» **Exercise**:
Where does the string "delivery" appear in the records? Copy each line that holds it.
+++ Records supplied
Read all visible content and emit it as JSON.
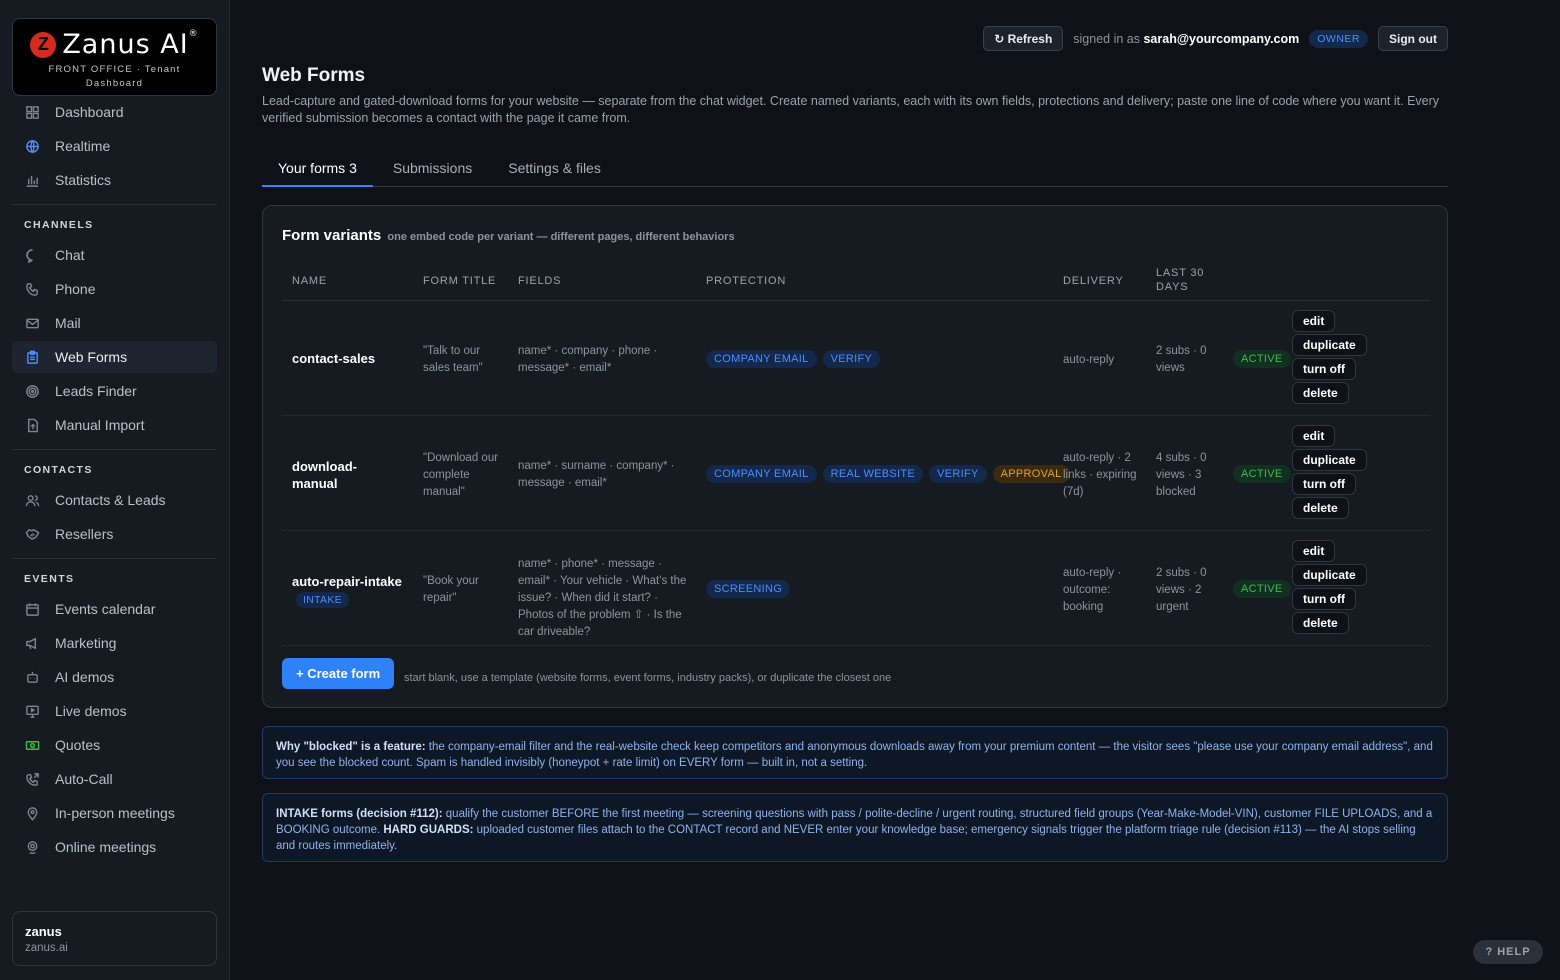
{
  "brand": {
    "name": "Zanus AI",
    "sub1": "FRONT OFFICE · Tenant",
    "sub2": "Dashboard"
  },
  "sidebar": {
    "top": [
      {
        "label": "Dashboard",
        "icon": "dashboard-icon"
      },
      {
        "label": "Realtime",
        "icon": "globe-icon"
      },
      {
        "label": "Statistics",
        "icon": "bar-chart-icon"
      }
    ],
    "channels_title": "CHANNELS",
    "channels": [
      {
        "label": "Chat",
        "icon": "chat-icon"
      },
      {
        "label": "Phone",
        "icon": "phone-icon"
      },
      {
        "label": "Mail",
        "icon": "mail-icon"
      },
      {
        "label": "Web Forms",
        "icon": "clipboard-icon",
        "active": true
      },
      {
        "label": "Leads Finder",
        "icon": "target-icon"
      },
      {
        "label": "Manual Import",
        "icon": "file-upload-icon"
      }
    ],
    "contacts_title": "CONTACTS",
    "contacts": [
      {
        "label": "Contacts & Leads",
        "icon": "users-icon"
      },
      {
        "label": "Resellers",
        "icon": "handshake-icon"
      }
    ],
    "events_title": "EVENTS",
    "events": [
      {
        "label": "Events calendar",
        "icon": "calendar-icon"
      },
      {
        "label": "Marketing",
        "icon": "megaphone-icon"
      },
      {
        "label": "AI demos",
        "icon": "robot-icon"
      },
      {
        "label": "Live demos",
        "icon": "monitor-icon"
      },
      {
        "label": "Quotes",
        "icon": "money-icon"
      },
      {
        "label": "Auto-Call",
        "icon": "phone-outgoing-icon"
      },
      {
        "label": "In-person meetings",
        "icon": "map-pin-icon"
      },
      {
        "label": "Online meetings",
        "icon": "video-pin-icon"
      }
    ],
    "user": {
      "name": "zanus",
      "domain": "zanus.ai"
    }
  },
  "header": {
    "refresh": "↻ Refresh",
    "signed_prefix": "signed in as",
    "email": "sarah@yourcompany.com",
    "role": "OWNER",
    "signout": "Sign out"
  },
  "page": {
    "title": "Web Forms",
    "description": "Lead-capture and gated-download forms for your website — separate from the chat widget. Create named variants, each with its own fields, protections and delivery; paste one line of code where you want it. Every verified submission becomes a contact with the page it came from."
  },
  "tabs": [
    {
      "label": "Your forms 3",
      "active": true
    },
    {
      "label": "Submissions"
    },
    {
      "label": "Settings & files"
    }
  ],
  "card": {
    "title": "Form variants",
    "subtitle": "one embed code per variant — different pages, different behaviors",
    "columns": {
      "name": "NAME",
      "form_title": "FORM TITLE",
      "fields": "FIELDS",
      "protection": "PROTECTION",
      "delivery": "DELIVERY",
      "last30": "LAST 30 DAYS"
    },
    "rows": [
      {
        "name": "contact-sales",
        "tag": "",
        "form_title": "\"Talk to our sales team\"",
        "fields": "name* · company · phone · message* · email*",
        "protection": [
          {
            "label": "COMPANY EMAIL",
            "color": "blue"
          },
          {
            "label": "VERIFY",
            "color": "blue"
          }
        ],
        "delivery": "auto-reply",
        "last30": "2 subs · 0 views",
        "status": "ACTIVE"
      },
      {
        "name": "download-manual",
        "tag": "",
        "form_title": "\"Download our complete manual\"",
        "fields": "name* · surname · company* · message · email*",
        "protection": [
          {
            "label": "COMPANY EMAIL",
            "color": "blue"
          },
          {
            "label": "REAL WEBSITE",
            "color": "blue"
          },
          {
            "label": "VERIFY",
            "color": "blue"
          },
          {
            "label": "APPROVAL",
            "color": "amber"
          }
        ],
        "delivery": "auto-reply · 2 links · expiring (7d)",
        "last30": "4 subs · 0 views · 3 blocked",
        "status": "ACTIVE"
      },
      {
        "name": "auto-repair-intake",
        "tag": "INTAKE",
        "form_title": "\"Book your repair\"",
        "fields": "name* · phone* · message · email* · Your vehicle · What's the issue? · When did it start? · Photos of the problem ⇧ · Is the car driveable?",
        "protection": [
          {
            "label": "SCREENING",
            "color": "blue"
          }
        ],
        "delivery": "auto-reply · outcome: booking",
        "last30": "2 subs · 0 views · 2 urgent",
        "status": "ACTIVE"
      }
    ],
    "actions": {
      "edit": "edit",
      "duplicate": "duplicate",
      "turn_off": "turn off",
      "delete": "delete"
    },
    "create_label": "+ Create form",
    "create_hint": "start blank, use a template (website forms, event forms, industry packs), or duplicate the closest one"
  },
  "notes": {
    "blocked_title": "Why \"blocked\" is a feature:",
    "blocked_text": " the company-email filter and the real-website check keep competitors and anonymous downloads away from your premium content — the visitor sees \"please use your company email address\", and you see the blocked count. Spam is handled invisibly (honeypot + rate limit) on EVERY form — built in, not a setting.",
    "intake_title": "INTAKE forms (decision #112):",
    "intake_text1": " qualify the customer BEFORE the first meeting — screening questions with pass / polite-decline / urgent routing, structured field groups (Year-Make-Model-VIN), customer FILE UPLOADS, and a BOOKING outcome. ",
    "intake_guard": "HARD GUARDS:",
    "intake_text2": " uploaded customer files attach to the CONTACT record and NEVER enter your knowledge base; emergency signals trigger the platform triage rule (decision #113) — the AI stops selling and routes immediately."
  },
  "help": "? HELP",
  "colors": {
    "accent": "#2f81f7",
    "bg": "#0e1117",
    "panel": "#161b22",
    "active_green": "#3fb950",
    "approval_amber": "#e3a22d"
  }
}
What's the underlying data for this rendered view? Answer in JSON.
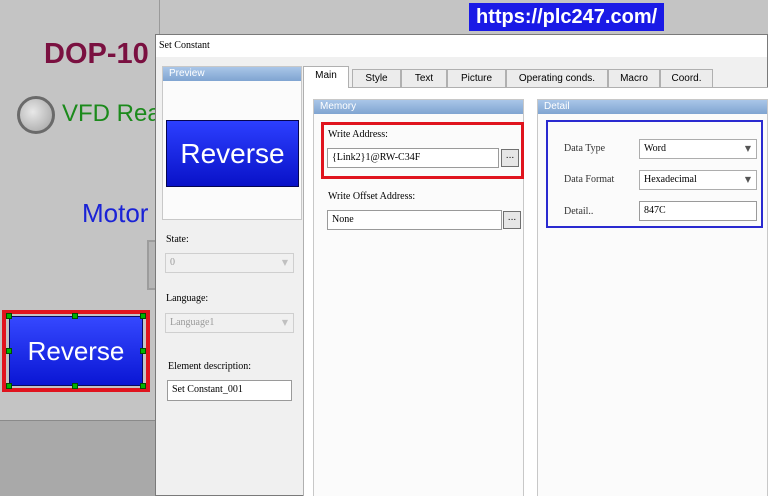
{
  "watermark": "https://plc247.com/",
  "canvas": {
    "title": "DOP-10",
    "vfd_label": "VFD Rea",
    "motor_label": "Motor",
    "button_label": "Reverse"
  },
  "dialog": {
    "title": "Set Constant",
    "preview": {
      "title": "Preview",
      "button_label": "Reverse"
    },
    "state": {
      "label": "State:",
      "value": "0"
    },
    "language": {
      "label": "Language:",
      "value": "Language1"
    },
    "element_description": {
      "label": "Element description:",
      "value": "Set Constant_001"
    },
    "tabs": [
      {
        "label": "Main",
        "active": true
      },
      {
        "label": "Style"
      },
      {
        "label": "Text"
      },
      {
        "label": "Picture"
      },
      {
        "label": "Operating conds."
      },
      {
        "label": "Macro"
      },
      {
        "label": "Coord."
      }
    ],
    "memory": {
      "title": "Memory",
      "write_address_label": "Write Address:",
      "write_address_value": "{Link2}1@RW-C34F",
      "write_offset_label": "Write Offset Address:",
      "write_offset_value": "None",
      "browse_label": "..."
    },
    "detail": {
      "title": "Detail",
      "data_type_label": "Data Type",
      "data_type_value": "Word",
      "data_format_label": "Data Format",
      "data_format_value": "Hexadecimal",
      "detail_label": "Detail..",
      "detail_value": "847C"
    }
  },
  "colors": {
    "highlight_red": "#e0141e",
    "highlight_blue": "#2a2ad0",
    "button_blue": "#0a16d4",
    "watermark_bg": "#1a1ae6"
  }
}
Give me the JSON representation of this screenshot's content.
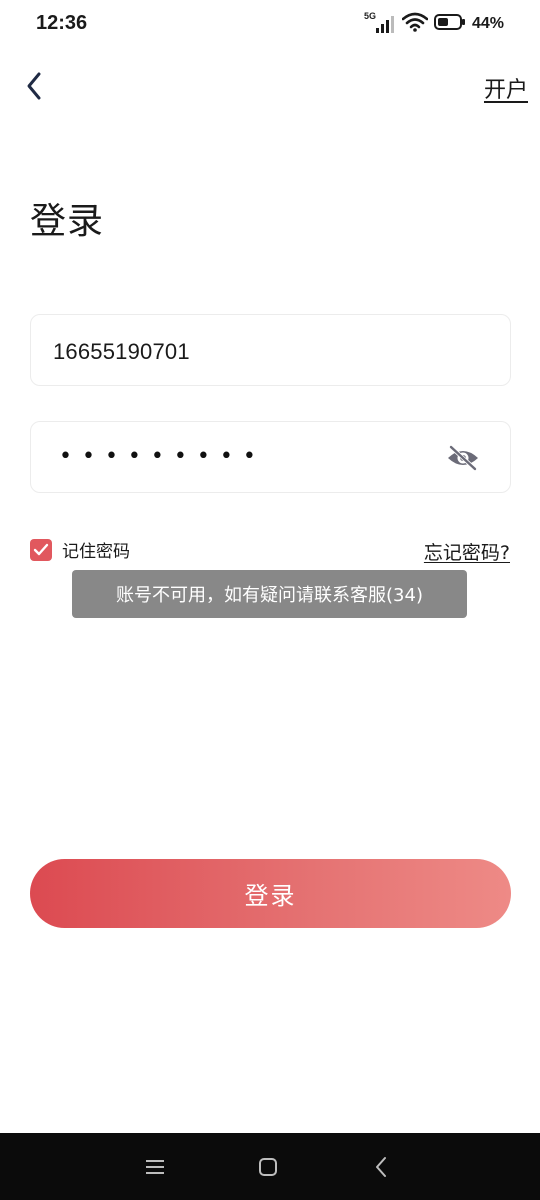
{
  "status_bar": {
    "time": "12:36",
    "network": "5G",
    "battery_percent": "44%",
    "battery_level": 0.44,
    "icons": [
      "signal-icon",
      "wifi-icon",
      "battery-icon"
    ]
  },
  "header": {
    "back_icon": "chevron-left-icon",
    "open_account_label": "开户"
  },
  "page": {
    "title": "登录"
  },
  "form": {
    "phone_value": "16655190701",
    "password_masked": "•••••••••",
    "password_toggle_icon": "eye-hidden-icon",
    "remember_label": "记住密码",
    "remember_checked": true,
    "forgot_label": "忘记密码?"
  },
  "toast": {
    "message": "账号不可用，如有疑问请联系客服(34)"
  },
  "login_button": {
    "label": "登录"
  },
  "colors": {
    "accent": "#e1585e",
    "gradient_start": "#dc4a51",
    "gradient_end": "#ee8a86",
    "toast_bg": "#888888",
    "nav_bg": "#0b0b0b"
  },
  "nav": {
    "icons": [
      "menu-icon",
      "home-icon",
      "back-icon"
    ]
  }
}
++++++
» **Solution for this task**:
    "description": "Lead-capture and gated-download forms for your website — separate from the chat widget. Create named variants, each with its own fields, protections and delivery; paste one line of code where you want it. Every verified submission becomes a contact with the page it came from."
      "delivery": "DELIVERY",
        "delivery": "auto-reply",
        "delivery": "auto-reply · 2 links · expiring (7d)",
        "delivery": "auto-reply · outcome: booking",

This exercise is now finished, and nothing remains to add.